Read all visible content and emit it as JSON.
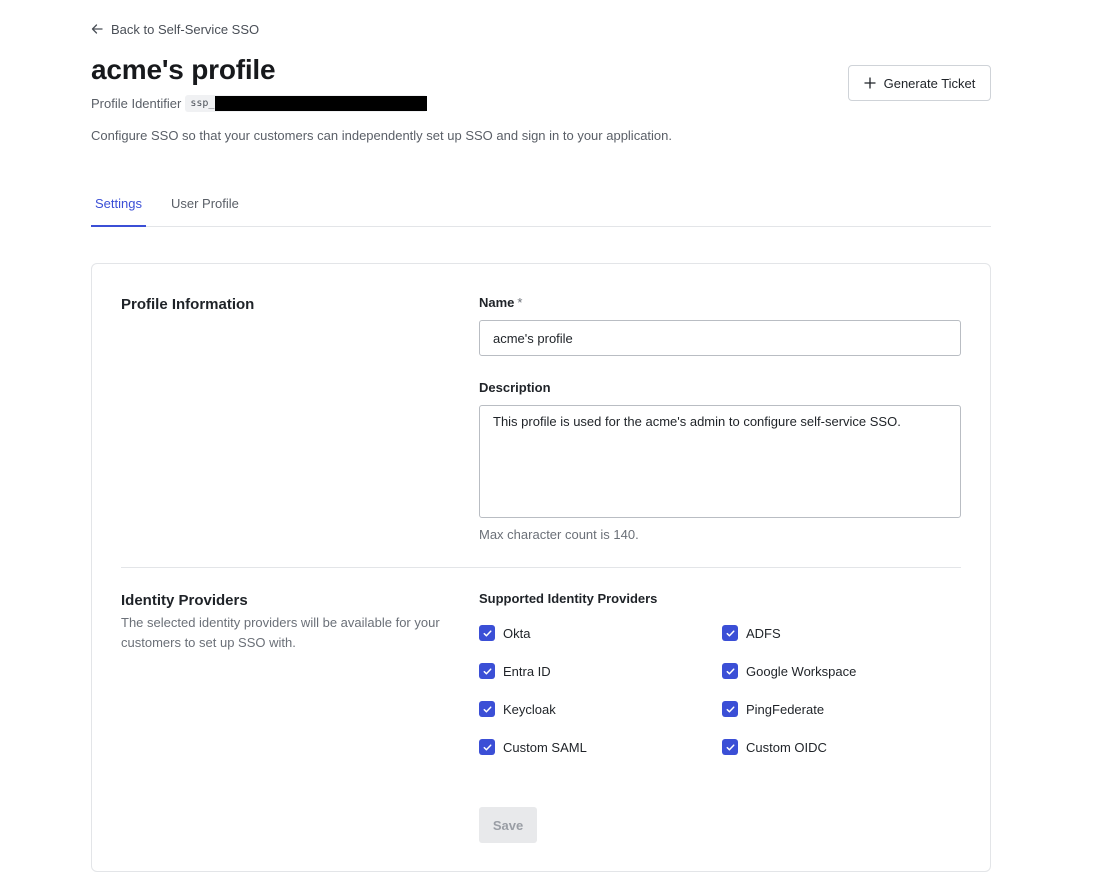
{
  "nav": {
    "back_label": "Back to Self-Service SSO"
  },
  "header": {
    "title": "acme's profile",
    "profile_identifier_label": "Profile Identifier",
    "profile_identifier_prefix": "ssp_",
    "generate_ticket_label": "Generate Ticket",
    "description": "Configure SSO so that your customers can independently set up SSO and sign in to your application."
  },
  "tabs": [
    {
      "label": "Settings",
      "active": true
    },
    {
      "label": "User Profile",
      "active": false
    }
  ],
  "profile_information": {
    "title": "Profile Information",
    "name_label": "Name",
    "name_required_mark": "*",
    "name_value": "acme's profile",
    "description_label": "Description",
    "description_value": "This profile is used for the acme's admin to configure self-service SSO.",
    "description_hint": "Max character count is 140."
  },
  "identity_providers": {
    "title": "Identity Providers",
    "subtitle": "The selected identity providers will be available for your customers to set up SSO with.",
    "supported_label": "Supported Identity Providers",
    "items": [
      {
        "label": "Okta",
        "checked": true
      },
      {
        "label": "ADFS",
        "checked": true
      },
      {
        "label": "Entra ID",
        "checked": true
      },
      {
        "label": "Google Workspace",
        "checked": true
      },
      {
        "label": "Keycloak",
        "checked": true
      },
      {
        "label": "PingFederate",
        "checked": true
      },
      {
        "label": "Custom SAML",
        "checked": true
      },
      {
        "label": "Custom OIDC",
        "checked": true
      }
    ]
  },
  "actions": {
    "save_label": "Save"
  },
  "colors": {
    "accent": "#3b4fd6",
    "border": "#e3e5e8",
    "muted_text": "#6b7078"
  },
  "icons": {
    "back": "arrow-left-icon",
    "generate": "plus-icon",
    "check": "checkmark-icon"
  }
}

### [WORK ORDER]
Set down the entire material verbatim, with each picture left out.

### [ANSWER BOX]
Read all visible content and emit it as JSON.
{
  "nav": {
    "back_label": "Back to Self-Service SSO"
  },
  "header": {
    "title": "acme's profile",
    "profile_identifier_label": "Profile Identifier",
    "profile_identifier_prefix": "ssp_",
    "generate_ticket_label": "Generate Ticket",
    "description": "Configure SSO so that your customers can independently set up SSO and sign in to your application."
  },
  "tabs": [
    {
      "label": "Settings",
      "active": true
    },
    {
      "label": "User Profile",
      "active": false
    }
  ],
  "profile_information": {
    "title": "Profile Information",
    "name_label": "Name",
    "name_required_mark": "*",
    "name_value": "acme's profile",
    "description_label": "Description",
    "description_value": "This profile is used for the acme's admin to configure self-service SSO.",
    "description_hint": "Max character count is 140."
  },
  "identity_providers": {
    "title": "Identity Providers",
    "subtitle": "The selected identity providers will be available for your customers to set up SSO with.",
    "supported_label": "Supported Identity Providers",
    "items": [
      {
        "label": "Okta",
        "checked": true
      },
      {
        "label": "ADFS",
        "checked": true
      },
      {
        "label": "Entra ID",
        "checked": true
      },
      {
        "label": "Google Workspace",
        "checked": true
      },
      {
        "label": "Keycloak",
        "checked": true
      },
      {
        "label": "PingFederate",
        "checked": true
      },
      {
        "label": "Custom SAML",
        "checked": true
      },
      {
        "label": "Custom OIDC",
        "checked": true
      }
    ]
  },
  "actions": {
    "save_label": "Save"
  },
  "colors": {
    "accent": "#3b4fd6",
    "border": "#e3e5e8",
    "muted_text": "#6b7078"
  },
  "icons": {
    "back": "arrow-left-icon",
    "generate": "plus-icon",
    "check": "checkmark-icon"
  }
}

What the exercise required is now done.